For whatever reason, you need to store your car. If you’re not going to be driving the car for more than a few weeks, it’s a good idea to prepare your automobile for storage. Your car is an investment, and proper care can save you money in the long run. Not sure how to store a car? Check out our tips on how to keep your car clean and in working order, even after a long absence.
Our Tips on How to Store A Car
Protect The Paint:
Before leaving, there are a few quick things you can do to protect the outside of your car:
- Buy a cover. Investing in a good cover will protect your car from scratches, dirt, and dust. Make sure the cover can breathe, as trapped moisture will result in rust and paint damage.
- Paint and wax. Dirt, grit, and general outside debris can ruin a paint job. Hose down the car to prevent damage, and get it waxed to proactively protect your vehicle.
- Address windshield wipers. Left alone, especially in hot environments, the rubber of the windshield wipers can stick to the glass. Wrap the wipers in plastic, remove them, or leave them in the ‘out’ position.
Keep Out Critters:
Cars – especially the ones stored during the winter months – can be warm, sheltered spaces for animals. Make sure you clear the whole car of perishables, crumbs, or anything else that might attract hungry scavengers. (Your car will also smell nicer after storage with a clean interior.) Cover up openings, such as exhaust pipes, with steel wool or rags to keep critters out.
A dead battery is almost inevitable in cars stored improperly. Here are a few ways to make sure you have a battery to come back to after storing a car:
- Best Bud. Have a friend take the car for a fifteen minute spin once every two weeks.
- Disconnect the negative battery cable. This means you will have to reset a few things once you’re ready to take your car out of storage – time, radio presets, etc. – but is a simple way to keep your battery in working condition.
- Buy a float charger.

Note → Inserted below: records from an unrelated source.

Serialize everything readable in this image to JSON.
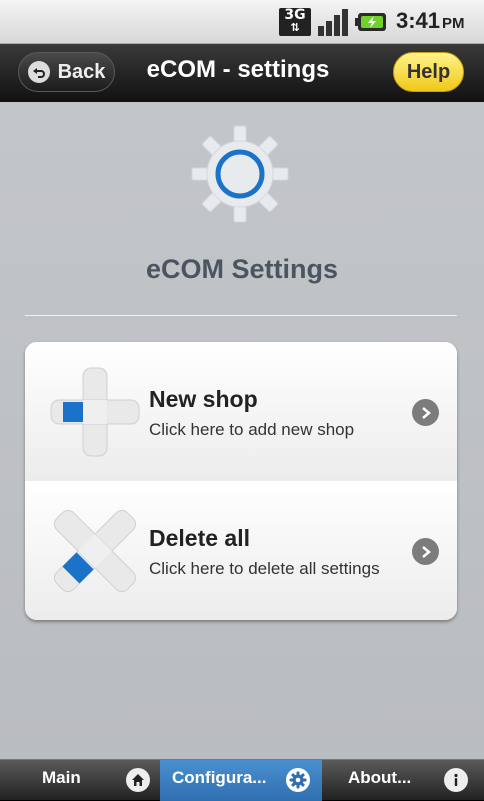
{
  "status_bar": {
    "network": "3G",
    "time": "3:41",
    "ampm": "PM"
  },
  "header": {
    "back_label": "Back",
    "title": "eCOM - settings",
    "help_label": "Help"
  },
  "main": {
    "heading": "eCOM Settings",
    "items": [
      {
        "title": "New shop",
        "subtitle": "Click here to add new shop",
        "icon": "plus-icon"
      },
      {
        "title": "Delete all",
        "subtitle": "Click here to delete all settings",
        "icon": "delete-x-icon"
      }
    ]
  },
  "tabs": [
    {
      "label": "Main",
      "icon": "home-icon",
      "selected": false
    },
    {
      "label": "Configura...",
      "icon": "gear-icon",
      "selected": true
    },
    {
      "label": "About...",
      "icon": "info-icon",
      "selected": false
    }
  ],
  "colors": {
    "accent_blue": "#1a73c8",
    "tab_selected": "#3f82c4",
    "help_yellow": "#f6d53a"
  }
}
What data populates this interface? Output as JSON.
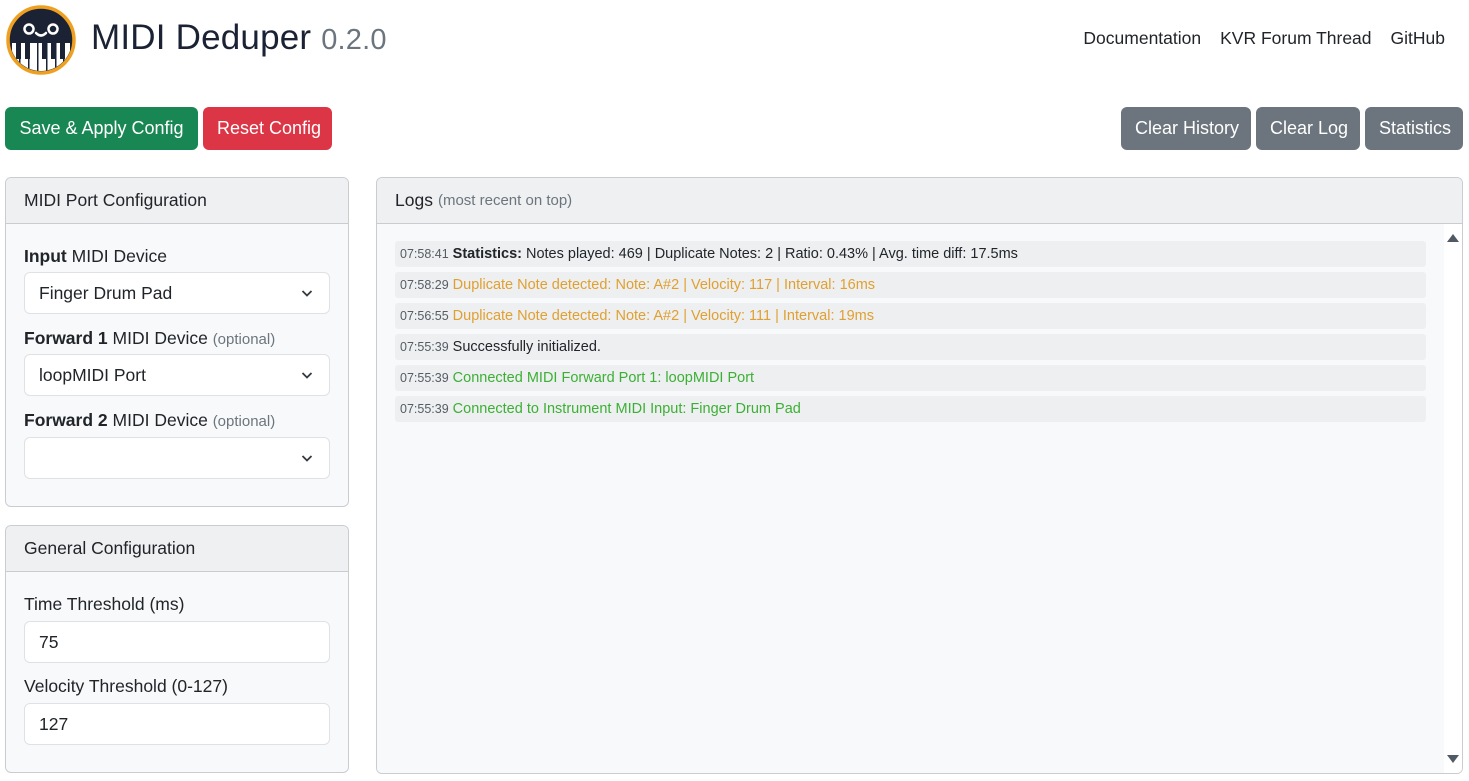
{
  "header": {
    "app_name": "MIDI Deduper",
    "version": "0.2.0",
    "nav": [
      {
        "label": "Documentation"
      },
      {
        "label": "KVR Forum Thread"
      },
      {
        "label": "GitHub"
      }
    ]
  },
  "toolbar": {
    "save_label": "Save & Apply Config",
    "reset_label": "Reset Config",
    "clear_history_label": "Clear History",
    "clear_log_label": "Clear Log",
    "statistics_label": "Statistics"
  },
  "colors": {
    "success": "#198754",
    "danger": "#dc3545",
    "secondary": "#6c757d",
    "log_warning": "#e0a030",
    "log_success": "#3cb034",
    "logo_ring": "#f0a020",
    "logo_face": "#1a2233"
  },
  "port_config": {
    "title": "MIDI Port Configuration",
    "input": {
      "label_bold": "Input",
      "label_rest": "MIDI Device",
      "value": "Finger Drum Pad"
    },
    "forward1": {
      "label_bold": "Forward 1",
      "label_rest": "MIDI Device",
      "optional": "(optional)",
      "value": "loopMIDI Port"
    },
    "forward2": {
      "label_bold": "Forward 2",
      "label_rest": "MIDI Device",
      "optional": "(optional)",
      "value": ""
    }
  },
  "general_config": {
    "title": "General Configuration",
    "time_threshold": {
      "label": "Time Threshold (ms)",
      "value": "75"
    },
    "velocity_threshold": {
      "label": "Velocity Threshold (0-127)",
      "value": "127"
    }
  },
  "logs": {
    "title": "Logs",
    "subtitle": "(most recent on top)",
    "entries": [
      {
        "time": "07:58:41",
        "prefix": "Statistics:",
        "text": "Notes played: 469 | Duplicate Notes: 2 | Ratio: 0.43% | Avg. time diff: 17.5ms",
        "level": "default"
      },
      {
        "time": "07:58:29",
        "prefix": "",
        "text": "Duplicate Note detected: Note: A#2 | Velocity: 117 | Interval: 16ms",
        "level": "warning"
      },
      {
        "time": "07:56:55",
        "prefix": "",
        "text": "Duplicate Note detected: Note: A#2 | Velocity: 111 | Interval: 19ms",
        "level": "warning"
      },
      {
        "time": "07:55:39",
        "prefix": "",
        "text": "Successfully initialized.",
        "level": "default"
      },
      {
        "time": "07:55:39",
        "prefix": "",
        "text": "Connected MIDI Forward Port 1: loopMIDI Port",
        "level": "success"
      },
      {
        "time": "07:55:39",
        "prefix": "",
        "text": "Connected to Instrument MIDI Input: Finger Drum Pad",
        "level": "success"
      }
    ]
  }
}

Also called a battery tender or a trickle charger, this inexpensive device will feed a low level of energy into your battery to keep it functional during your absence.

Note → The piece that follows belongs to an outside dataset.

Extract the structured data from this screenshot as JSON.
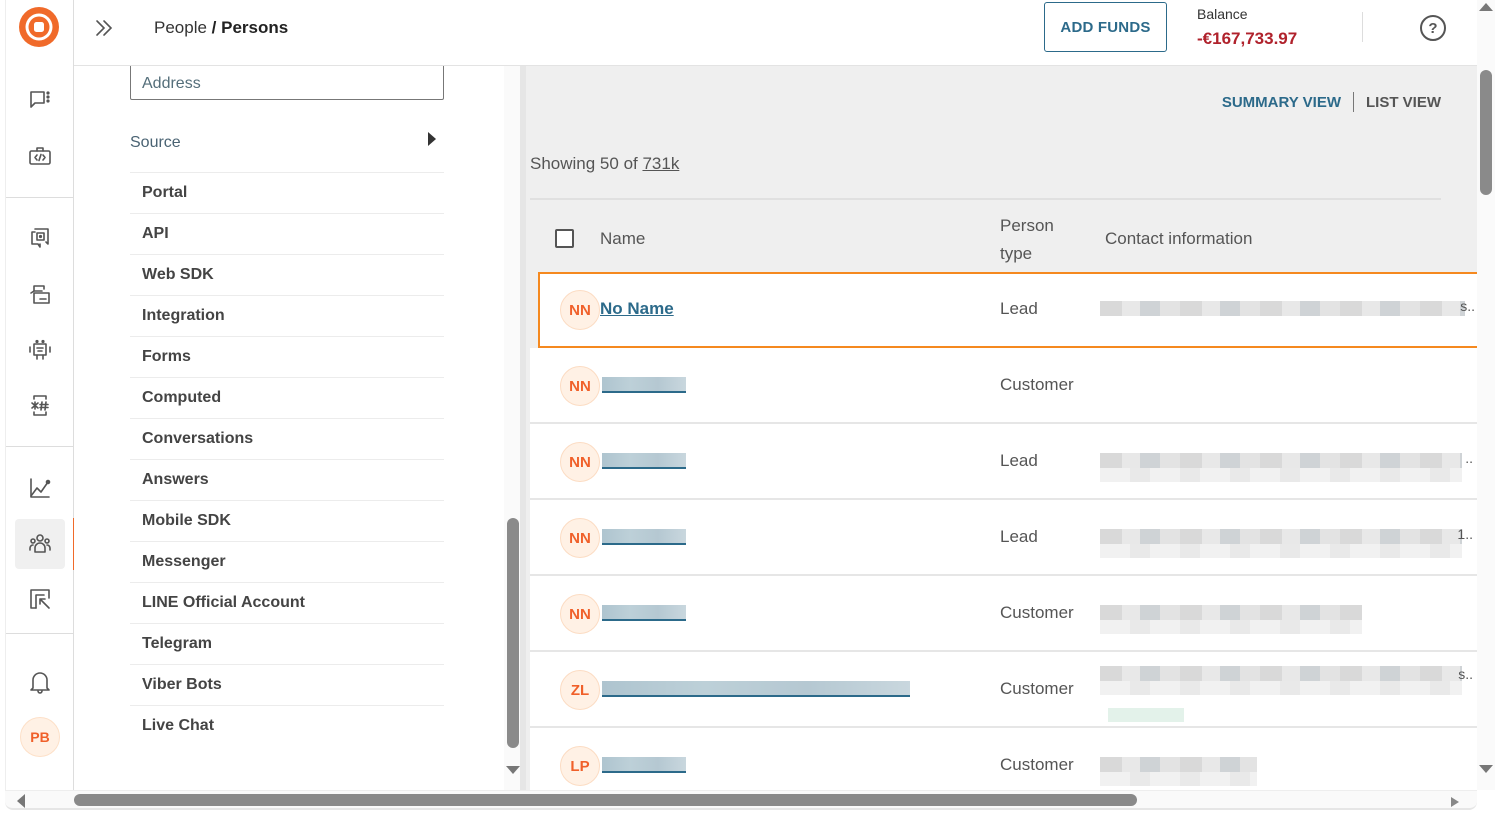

- Store outside the car. For longer storage, its often advisable to remove the battery entirely and attach it to a float charger. Make sure to check with the car’s manufacturer that removing the battery won’t cause damage to on-board computers.

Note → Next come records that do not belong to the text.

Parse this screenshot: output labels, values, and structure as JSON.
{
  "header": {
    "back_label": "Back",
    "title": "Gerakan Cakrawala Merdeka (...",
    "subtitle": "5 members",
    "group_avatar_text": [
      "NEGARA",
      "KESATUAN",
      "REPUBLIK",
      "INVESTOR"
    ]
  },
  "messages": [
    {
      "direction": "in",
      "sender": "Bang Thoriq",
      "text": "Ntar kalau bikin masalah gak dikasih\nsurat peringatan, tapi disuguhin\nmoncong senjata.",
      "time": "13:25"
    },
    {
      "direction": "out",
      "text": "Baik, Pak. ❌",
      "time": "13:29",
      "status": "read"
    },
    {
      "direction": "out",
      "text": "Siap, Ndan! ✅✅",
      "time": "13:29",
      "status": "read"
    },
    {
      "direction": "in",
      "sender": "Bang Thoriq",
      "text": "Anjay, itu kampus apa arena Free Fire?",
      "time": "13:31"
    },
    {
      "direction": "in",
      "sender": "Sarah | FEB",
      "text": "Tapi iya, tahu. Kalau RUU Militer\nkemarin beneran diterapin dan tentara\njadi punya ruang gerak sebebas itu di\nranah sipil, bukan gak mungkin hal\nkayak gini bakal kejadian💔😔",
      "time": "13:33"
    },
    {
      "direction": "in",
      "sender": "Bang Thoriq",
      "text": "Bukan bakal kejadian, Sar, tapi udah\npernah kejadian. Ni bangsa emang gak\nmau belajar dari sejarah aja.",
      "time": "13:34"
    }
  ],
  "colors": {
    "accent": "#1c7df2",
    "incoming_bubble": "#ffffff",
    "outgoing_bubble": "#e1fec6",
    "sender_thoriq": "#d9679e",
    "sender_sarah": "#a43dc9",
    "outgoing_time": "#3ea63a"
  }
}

Fill Up the Tank
We depend on our cars as an integral part of our daily lives. Should it become necessary to store your car for an extended period, it is important to make sure that it remains safe. By finding a suitable indoor facility to store it, purchasing a good quality cover, filling the tank, properly inflating tires and preventing rodents from moving in, you will be well on your way to protecting your car while it is in long-term storage.
Prevent Tired Tires
Left stationary for too long, tires can develop flat spots. There are a few different approaches you can take to help prevent this from happening:
- Phone a friend. Having someone drive the car around once in a while will help turn the wheels over and ensure that the car isn’t resting on the same section of the tires throughout storage.
- Inflate. Make sure your tires are inflated to their proper pressure. Some sources even suggest overinflating, to help keep tires from flattening during your absence.
- Wheels off. For longer storage, it might make sense to remove the tires entirely. Prop your car on jack stands in all four corners, or even blocks of wood.
You’ve done all the prep. Before leaving your car safely stored, leave a note. Make a checklist for yourself. Where are the keys? The battery? Which openings did you stuff with steel wool? Help yourself reverse your preparation once you’re back.
We depend on our cars as part of our daily lives. By following these tips, you can help keep your car safe while it is in long-term storage. For more information on how to store your car or if you are looking for storage space in the Minneapolis & St. Paul, MN or La Crosse, WI. area, visit Piepho Moving & Storage today.